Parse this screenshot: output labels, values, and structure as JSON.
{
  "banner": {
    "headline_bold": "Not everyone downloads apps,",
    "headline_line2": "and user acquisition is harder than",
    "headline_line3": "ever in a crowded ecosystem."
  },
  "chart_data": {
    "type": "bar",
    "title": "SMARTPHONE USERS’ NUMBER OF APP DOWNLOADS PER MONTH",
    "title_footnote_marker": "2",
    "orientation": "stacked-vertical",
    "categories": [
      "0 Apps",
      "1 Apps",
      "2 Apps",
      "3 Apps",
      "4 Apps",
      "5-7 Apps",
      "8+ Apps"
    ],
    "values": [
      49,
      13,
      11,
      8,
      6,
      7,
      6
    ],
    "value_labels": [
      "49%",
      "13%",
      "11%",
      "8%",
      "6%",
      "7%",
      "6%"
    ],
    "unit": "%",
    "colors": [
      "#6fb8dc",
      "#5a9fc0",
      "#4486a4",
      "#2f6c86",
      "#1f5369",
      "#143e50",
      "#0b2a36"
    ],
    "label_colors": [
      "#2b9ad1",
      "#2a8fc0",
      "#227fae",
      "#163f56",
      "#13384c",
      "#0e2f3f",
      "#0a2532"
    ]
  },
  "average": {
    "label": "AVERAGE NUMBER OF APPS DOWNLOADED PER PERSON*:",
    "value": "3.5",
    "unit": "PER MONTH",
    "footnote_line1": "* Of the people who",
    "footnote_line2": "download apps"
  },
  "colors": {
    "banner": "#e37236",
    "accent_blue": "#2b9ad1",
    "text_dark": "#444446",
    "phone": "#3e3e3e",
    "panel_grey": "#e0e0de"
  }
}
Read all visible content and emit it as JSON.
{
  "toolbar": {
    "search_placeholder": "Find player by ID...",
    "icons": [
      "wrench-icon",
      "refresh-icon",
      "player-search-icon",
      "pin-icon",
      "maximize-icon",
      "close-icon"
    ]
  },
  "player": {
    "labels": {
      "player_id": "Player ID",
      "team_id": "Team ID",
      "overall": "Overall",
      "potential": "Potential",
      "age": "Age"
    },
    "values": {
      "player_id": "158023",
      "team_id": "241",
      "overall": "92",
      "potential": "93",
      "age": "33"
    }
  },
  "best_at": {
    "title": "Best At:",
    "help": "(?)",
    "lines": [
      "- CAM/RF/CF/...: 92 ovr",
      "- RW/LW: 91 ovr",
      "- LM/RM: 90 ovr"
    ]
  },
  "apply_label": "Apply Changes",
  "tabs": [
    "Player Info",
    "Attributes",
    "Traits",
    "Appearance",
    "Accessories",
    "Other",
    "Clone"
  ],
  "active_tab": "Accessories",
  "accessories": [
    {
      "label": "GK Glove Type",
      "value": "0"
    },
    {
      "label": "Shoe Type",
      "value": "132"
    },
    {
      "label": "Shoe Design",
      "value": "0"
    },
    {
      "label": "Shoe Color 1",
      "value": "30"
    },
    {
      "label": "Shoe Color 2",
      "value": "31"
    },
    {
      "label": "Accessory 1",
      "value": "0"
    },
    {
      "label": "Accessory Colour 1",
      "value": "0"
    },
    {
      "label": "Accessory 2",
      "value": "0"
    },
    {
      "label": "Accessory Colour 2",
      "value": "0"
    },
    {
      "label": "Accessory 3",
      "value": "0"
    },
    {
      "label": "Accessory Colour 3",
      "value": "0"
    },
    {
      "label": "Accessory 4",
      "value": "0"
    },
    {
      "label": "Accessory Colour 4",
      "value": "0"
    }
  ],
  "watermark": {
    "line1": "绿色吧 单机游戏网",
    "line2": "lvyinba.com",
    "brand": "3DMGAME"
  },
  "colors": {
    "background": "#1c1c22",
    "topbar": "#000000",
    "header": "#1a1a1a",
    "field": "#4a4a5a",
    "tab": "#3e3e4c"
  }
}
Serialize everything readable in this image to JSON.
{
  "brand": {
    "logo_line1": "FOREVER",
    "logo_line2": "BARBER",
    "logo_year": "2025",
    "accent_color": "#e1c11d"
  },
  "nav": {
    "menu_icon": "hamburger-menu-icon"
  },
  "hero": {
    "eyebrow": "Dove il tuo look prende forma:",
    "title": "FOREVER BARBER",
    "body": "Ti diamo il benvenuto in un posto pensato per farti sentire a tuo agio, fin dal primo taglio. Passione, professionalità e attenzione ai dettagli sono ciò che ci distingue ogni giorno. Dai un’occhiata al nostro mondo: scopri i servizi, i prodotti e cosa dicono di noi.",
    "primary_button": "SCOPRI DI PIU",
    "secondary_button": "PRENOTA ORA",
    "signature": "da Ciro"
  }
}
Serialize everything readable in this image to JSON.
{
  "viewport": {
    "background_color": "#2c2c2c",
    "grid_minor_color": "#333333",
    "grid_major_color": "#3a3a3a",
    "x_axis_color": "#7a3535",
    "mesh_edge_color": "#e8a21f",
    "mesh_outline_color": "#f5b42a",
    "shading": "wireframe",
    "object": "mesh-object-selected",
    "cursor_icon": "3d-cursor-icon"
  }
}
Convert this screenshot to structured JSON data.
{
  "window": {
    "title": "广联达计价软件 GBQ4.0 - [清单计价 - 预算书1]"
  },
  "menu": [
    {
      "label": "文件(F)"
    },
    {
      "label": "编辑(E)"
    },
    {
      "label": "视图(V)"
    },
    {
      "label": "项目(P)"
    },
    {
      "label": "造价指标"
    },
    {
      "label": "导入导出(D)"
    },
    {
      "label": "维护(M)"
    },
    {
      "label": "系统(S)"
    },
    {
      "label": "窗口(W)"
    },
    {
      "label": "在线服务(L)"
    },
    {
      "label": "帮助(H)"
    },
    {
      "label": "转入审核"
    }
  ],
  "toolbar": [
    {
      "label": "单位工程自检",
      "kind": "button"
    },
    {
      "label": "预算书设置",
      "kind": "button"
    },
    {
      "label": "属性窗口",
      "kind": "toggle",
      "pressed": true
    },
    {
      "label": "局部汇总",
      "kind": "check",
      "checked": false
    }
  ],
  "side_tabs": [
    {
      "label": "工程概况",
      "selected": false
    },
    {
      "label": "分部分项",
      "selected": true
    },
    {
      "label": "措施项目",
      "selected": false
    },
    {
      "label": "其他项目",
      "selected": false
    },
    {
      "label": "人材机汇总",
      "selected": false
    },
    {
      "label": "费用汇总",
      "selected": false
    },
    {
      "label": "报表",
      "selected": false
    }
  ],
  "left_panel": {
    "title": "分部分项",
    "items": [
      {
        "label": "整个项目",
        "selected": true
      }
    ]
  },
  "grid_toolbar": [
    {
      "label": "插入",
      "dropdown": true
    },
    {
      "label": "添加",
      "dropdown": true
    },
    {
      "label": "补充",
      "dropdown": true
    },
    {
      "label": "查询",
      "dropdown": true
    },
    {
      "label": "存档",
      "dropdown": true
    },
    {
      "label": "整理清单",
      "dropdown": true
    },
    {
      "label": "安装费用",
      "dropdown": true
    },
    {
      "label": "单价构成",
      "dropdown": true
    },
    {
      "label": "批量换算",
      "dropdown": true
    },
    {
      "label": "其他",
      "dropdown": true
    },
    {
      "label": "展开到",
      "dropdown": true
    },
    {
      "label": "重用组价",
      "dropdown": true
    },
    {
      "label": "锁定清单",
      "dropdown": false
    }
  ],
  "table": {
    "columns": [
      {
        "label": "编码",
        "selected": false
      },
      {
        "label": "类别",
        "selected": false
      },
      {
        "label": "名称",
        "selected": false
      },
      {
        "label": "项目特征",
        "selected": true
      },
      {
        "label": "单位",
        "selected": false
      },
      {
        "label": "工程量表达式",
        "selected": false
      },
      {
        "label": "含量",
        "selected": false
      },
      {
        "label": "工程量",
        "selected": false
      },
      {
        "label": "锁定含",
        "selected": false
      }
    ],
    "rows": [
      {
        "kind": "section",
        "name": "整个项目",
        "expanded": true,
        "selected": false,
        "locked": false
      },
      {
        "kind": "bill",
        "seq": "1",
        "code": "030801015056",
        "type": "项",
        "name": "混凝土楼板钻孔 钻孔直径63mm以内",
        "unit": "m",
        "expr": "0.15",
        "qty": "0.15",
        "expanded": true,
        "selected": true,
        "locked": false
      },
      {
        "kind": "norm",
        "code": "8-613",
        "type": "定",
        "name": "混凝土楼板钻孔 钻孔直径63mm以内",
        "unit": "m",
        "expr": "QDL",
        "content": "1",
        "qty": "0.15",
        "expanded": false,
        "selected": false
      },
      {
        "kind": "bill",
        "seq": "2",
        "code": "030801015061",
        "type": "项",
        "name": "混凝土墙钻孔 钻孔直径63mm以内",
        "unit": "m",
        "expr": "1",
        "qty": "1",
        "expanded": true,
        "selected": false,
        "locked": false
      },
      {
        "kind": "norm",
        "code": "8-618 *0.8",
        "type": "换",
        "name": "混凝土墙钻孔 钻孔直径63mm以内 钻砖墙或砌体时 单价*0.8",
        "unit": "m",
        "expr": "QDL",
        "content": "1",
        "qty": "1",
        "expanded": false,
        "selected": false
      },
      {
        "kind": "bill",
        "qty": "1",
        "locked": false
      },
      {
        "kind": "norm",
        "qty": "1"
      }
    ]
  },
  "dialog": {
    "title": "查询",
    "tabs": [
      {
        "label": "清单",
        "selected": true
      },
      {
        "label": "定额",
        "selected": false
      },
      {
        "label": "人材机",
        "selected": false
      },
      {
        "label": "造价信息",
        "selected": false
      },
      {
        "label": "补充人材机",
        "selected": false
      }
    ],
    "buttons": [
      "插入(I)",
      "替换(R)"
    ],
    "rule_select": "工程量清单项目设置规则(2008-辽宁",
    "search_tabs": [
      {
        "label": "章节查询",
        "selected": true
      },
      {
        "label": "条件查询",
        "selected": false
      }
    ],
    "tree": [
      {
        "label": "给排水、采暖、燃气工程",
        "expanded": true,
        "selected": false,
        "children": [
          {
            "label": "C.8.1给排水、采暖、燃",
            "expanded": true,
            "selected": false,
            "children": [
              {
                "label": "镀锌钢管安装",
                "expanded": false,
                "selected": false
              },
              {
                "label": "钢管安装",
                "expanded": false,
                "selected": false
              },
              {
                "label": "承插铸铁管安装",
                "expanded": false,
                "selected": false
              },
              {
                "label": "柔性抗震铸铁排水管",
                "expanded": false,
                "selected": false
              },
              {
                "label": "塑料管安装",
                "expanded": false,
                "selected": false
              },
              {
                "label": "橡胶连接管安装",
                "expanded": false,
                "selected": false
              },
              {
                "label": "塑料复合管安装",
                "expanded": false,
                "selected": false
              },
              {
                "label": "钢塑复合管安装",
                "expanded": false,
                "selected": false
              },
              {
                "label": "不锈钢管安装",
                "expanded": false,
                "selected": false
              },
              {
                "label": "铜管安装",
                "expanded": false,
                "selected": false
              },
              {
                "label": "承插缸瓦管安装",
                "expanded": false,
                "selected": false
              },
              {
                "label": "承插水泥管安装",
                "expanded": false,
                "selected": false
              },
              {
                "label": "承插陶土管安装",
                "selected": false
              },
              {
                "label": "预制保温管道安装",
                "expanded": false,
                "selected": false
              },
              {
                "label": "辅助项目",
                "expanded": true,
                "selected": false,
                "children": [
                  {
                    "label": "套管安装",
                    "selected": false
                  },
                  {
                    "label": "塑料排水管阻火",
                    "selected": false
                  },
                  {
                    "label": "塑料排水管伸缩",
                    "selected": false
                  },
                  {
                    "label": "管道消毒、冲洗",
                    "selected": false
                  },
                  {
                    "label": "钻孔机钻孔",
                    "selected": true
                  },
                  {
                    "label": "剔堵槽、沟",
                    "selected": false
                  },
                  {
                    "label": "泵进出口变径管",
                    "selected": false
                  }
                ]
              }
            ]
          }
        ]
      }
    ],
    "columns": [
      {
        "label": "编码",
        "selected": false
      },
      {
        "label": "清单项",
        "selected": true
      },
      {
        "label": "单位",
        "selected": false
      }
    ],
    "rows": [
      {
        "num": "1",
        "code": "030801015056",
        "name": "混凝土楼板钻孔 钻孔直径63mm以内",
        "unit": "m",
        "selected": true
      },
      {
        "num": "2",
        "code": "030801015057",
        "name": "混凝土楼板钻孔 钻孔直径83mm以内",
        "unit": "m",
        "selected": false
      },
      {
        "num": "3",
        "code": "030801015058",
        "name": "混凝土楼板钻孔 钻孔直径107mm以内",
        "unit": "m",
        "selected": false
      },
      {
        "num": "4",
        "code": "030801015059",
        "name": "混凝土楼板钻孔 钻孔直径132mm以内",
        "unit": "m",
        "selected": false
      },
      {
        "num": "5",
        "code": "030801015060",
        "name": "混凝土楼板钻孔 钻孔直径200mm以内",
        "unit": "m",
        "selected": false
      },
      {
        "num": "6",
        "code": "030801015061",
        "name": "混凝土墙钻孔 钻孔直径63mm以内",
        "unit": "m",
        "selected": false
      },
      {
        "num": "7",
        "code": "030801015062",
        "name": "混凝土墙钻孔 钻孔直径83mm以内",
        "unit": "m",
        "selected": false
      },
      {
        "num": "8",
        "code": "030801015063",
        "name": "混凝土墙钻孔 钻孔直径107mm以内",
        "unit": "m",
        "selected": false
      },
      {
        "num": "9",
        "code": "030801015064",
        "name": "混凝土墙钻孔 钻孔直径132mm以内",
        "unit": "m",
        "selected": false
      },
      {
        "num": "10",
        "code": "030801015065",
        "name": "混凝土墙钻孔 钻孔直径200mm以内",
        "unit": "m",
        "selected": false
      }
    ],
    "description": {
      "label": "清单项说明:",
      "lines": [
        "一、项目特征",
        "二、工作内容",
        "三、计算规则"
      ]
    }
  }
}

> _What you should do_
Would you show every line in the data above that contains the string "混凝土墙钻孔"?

> _Task answer_
        "name": "混凝土墙钻孔 钻孔直径63mm以内",
        "name": "混凝土墙钻孔 钻孔直径63mm以内 钻砖墙或砌体时 单价*0.8",
        "name": "混凝土墙钻孔 钻孔直径63mm以内",
        "name": "混凝土墙钻孔 钻孔直径83mm以内",
        "name": "混凝土墙钻孔 钻孔直径107mm以内",
        "name": "混凝土墙钻孔 钻孔直径132mm以内",
        "name": "混凝土墙钻孔 钻孔直径200mm以内",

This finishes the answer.